In an effort to encourage children worldwide to explore career opportunities in arts, design and creativity, Nissan Motor Co has launched its ‘Roots of Design’ program in India.
The initiative, which has already been introduced across schools in Dubai, Bangkok, Singapore and Beijing, was launched today at the Chennai Public School, Anna Nagar Campus, Chennai by Alfonso Albaisa, senior vice-president for Global Design, Nissan Motor Co.
Alfonso Albaisa interacting with students as a part of the ‘Roots of Design’ program at Chennai Public School today.
Spearheaded by Nissan Design along with Alfonso Albaisa, the program is aimed at inspiring the next generation of creators and developing a different perspective towards design and creativity to solve new problems in the automotive industry. A session, chaired by Alfonso, was attended by a packed auditorium of students from Class 11 and 12 at Chennai Public School, their parents and staff members. Albaisa shared the story of his career with the students, providing them with a first-person example of the exciting opportunities that a career in design can offer. He also gave an overview of the history of automotive design, Nissan’s design philosophy, and future industry trends like artificial intelligence and automation.

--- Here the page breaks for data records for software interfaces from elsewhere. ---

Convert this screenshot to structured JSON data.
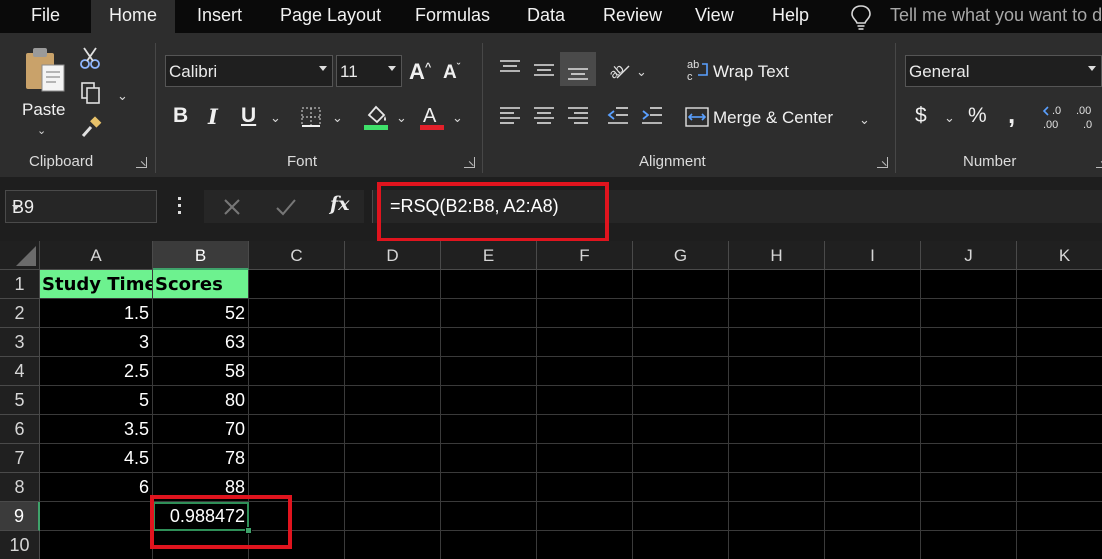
{
  "menu": {
    "tabs": [
      "File",
      "Home",
      "Insert",
      "Page Layout",
      "Formulas",
      "Data",
      "Review",
      "View",
      "Help"
    ],
    "active": "Home",
    "tell_me": "Tell me what you want to do"
  },
  "ribbon": {
    "clipboard": {
      "paste_label": "Paste",
      "group_label": "Clipboard"
    },
    "font": {
      "font_name": "Calibri",
      "font_size": "11",
      "group_label": "Font",
      "bold": "B",
      "italic": "I",
      "underline": "U",
      "fill_color": "#3fe06a",
      "font_color": "#e3202a"
    },
    "alignment": {
      "wrap_text": "Wrap Text",
      "merge_center": "Merge & Center",
      "group_label": "Alignment"
    },
    "number": {
      "format": "General",
      "currency": "$",
      "percent": "%",
      "comma": ",",
      "group_label": "Number"
    }
  },
  "formula_bar": {
    "name_box": "B9",
    "fx": "fx",
    "formula": "=RSQ(B2:B8, A2:A8)"
  },
  "grid": {
    "columns": [
      "A",
      "B",
      "C",
      "D",
      "E",
      "F",
      "G",
      "H",
      "I",
      "J",
      "K"
    ],
    "rows": [
      "1",
      "2",
      "3",
      "4",
      "5",
      "6",
      "7",
      "8",
      "9",
      "10"
    ],
    "selected_column": "B",
    "selected_row": "9",
    "header_fill": "#6df28f",
    "cells": {
      "A1": "Study Time",
      "B1": "Scores",
      "A2": "1.5",
      "B2": "52",
      "A3": "3",
      "B3": "63",
      "A4": "2.5",
      "B4": "58",
      "A5": "5",
      "B5": "80",
      "A6": "3.5",
      "B6": "70",
      "A7": "4.5",
      "B7": "78",
      "A8": "6",
      "B8": "88",
      "B9": "0.988472"
    }
  }
}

Albaisa said, “The world around us is changing fast and so is the auto industry. The cities we live in are becoming smarter and more connected. This in turn is affecting how consumers engage with objects around them and how they view mobility solutions to address their needs.”
“Designers will play a key role in what the future looks like, not just in the auto industry, but across technology, infrastructure, electronics and consumer durables. Through Roots of Design, we are opening the doors to the world of design and the numerous opportunities it offers for aspiring students across the globe,” he added.
A report by the British Council in partnership with Design Council of India pegged the potential of market for design in India to touch Rs 18,832 crore by 2020. Only about a fifth of this market is currently being tapped. The fact that from a handful in 2010, the number of design institutions has grown to over 70 by 2016 is a testimony to the growing need of talent in this industry.